Luigi Ghirri: Kodachrome
Luigi Ghirri’s photographs are once transporting and perplexing; his compositions appear casual—all just happenstance—and yet carefully balanced. He thrives on subtle elements of surprise, with a penchant for surreal motifs and disorienting frames. Thrilling as they can be disorienting, his color photographs live in the charged space between reality and representation. Kodachrome was Ghirri’s first book, self-published in 1978. Twenty-five photos from the series are on view at Matthew Marks Gallery until April 20, the first time they have been presented in the U.S. The Kodachrome photographs present views of Italian landscapes, tightly framed abstracted compositions, and highly textured frames within frames. Never without a sense of humor, they offer a glimpse of Ghirri’s early photographic sensibility.
When he published Kodachromes, Ghirri wrote a short exposé on his sources of inspiration, the notion of “deleted space,” and the things he is not interested in. That essay is reproduced below. It was included in Aperture’s 2008 volume It’s Beautiful Here, Isn’t It.
In 1969 the newspapers published the photograph taken from the spaceship traveling to the moon. This was the first photograph of the entire Earth.
The image that man had pursued for centuries was presented for our view; it held within it all previous, incomplete images, all books that had been written, all signs, those that had been deciphered and those that had not. It was not only the image of the entire world, but the only image that contained all other images of the world: graffiti, frescoes, paintings, writings, photographs, books, films. It was at once the representation of the world and all representations of the world.
And yet this total vision, this re-description of everything, obviated the possibility of translating the total hieroglyph. The power of containing everything was annulled in the face of the impossibility of seeing everything all at once. The event and its representation, seeing and being contained, were presented—once again—to humanity as an insufficient response to the same old questions.
This possibility of total duplication, however, enabled us to glimpse the potential for deciphering the hieroglyph; we had the two poles of doubt and secular mystery: the image of the atom and the image of the world, finally looking at each other face to face. The space between the infinitely small and the infinitely large was filled by the infinitely complex: man and his life, nature.
The need for information or for knowledge emerges from these two extremes—fluctuating between the microscope and the telescope—to be able to translate and interpret reality or hieroglyph.
My work emerges from the desire and the need to interpret and translate the sense of this sum of hieroglyphs—not only the easily identifiable reality of the reality that has highly symbolic content, but also thoughts, memories, imagination, and fantastical or alienated content.
For my purposes, photography is extraordinarily important, because of its specific characteristics. In photography, the deletion of the space that surrounds the framed portion is as important for me as what is represented: it is thanks to this deletion that the image takes on meaning, becoming measurable. The image continues, of course, in the visible realm of the deleted space, inviting us to see the rest of reality that is not represented.
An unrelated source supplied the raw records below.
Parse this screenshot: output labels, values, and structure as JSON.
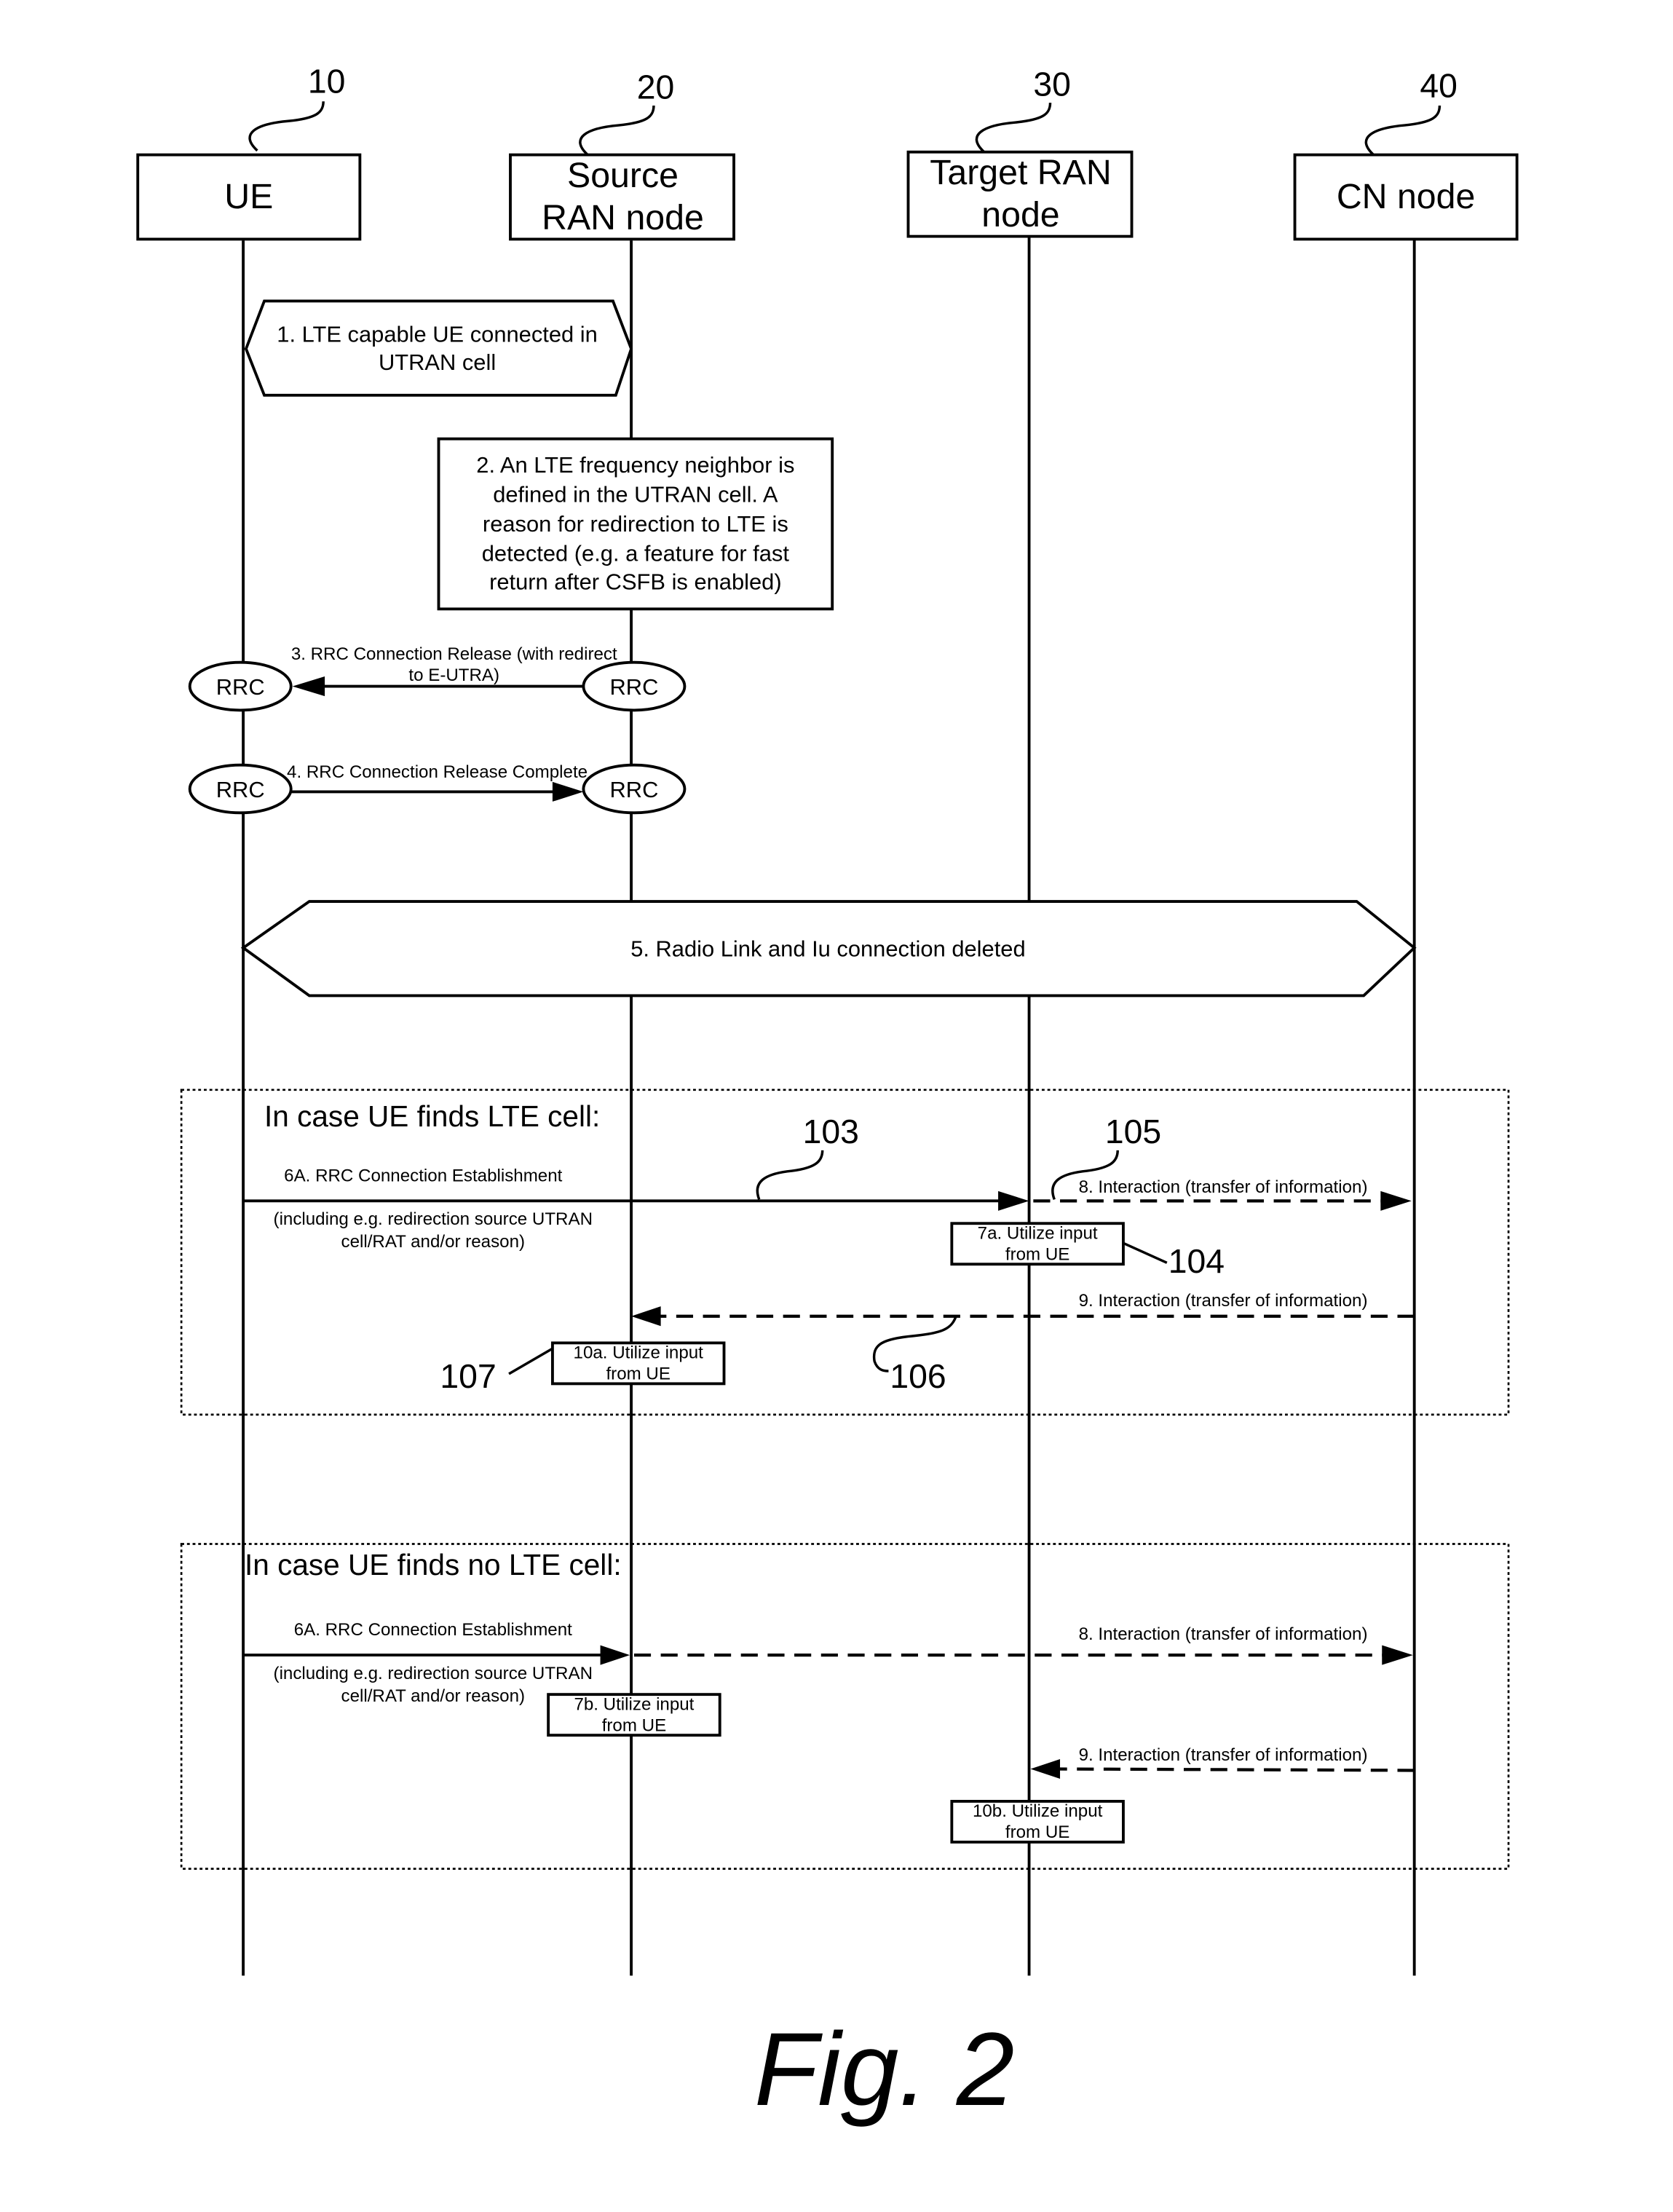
{
  "figure_label": "Fig. 2",
  "entities": [
    {
      "ref": "10",
      "name_lines": [
        "UE"
      ]
    },
    {
      "ref": "20",
      "name_lines": [
        "Source",
        "RAN node"
      ]
    },
    {
      "ref": "30",
      "name_lines": [
        "Target RAN",
        "node"
      ]
    },
    {
      "ref": "40",
      "name_lines": [
        "CN node"
      ]
    }
  ],
  "steps": {
    "s1": [
      "1. LTE capable UE connected in",
      "UTRAN cell"
    ],
    "s2": [
      "2. An LTE frequency neighbor is",
      "defined in the UTRAN cell. A",
      "reason for redirection to LTE is",
      "detected (e.g. a feature for fast",
      "return after CSFB is enabled)"
    ],
    "s3": [
      "3. RRC Connection Release (with redirect",
      "to E-UTRA)"
    ],
    "s4": "4. RRC Connection Release Complete",
    "rrc_label": "RRC",
    "s5": "5. Radio Link and Iu connection deleted"
  },
  "case_lte": {
    "title": "In case UE finds LTE cell:",
    "msg6a": "6A. RRC Connection Establishment",
    "msg6a_note": [
      "(including e.g. redirection source UTRAN",
      "cell/RAT and/or reason)"
    ],
    "msg8": "8. Interaction (transfer of information)",
    "box7a": [
      "7a. Utilize input",
      "from UE"
    ],
    "msg9": "9. Interaction (transfer of information)",
    "box10a": [
      "10a. Utilize input",
      "from UE"
    ],
    "refs": {
      "r103": "103",
      "r104": "104",
      "r105": "105",
      "r106": "106",
      "r107": "107"
    }
  },
  "case_no_lte": {
    "title": "In case UE finds no LTE cell:",
    "msg6a": "6A. RRC Connection Establishment",
    "msg6a_note": [
      "(including e.g. redirection source UTRAN",
      "cell/RAT and/or reason)"
    ],
    "msg8": "8. Interaction (transfer of information)",
    "box7b": [
      "7b. Utilize input",
      "from UE"
    ],
    "msg9": "9. Interaction (transfer of information)",
    "box10b": [
      "10b. Utilize input",
      "from UE"
    ]
  }
}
This double aspect of representing and deleting not only evokes the absence of limits, excluding every idea of completeness of finitude, but shows us something that cannot be delimited: reality itself.
The possibility of seeing and penetrating the universe of reality instead passes through all representations and cultural models that are known and given to us as defined and decisive. Our relationship with reality and life is that same relationship that exists between the satellite image and the actual earth.
Thus photography, with its indeterminacy, becomes a privileged subject it allows us to move away from the symbolic nature of defined representations, and we can attribute to it a value of truth. The possibility of analysis in time and space of the signs that form reality (the entirety of which has always been elusive) thus allows photography, with its fragmentary nature, to be closer to what also cannot be delimited: physical existence.
So I am not interested in images and “decisive moments,” the analysis of language in and of itself, aesthetics, the concept of all-consuming idea, the emotion of the poet, the culled quotation, the search for a new aesthetic creed, the use of a style.
My duty is to see with clarity, and this is why I am interested in all possible functions—without separating any of them out, but taking them on as a whole, in order to be able, from time to time, to see the hieroglyphs I have encountered and make them recognizable.
The daily encounter with reality, the fictions, the surrogates, the ambiguous, poetic, or alienating aspects, all seem to preclude any way out of the labyrinth, the walls of which are ever more illusory… to the point at which we might merge with them.
The meaning that I am trying to render through my work is a verification of how it is still possible to desire and face a path of knowledge, to be able finally to distinguish the precise identity of man, things, life, from the image of man, things, and life.
Text © Estate of Luigi Ghirri; images © Estate of Luigi Ghirri and courtesy Matthew Marks Gallery, New York.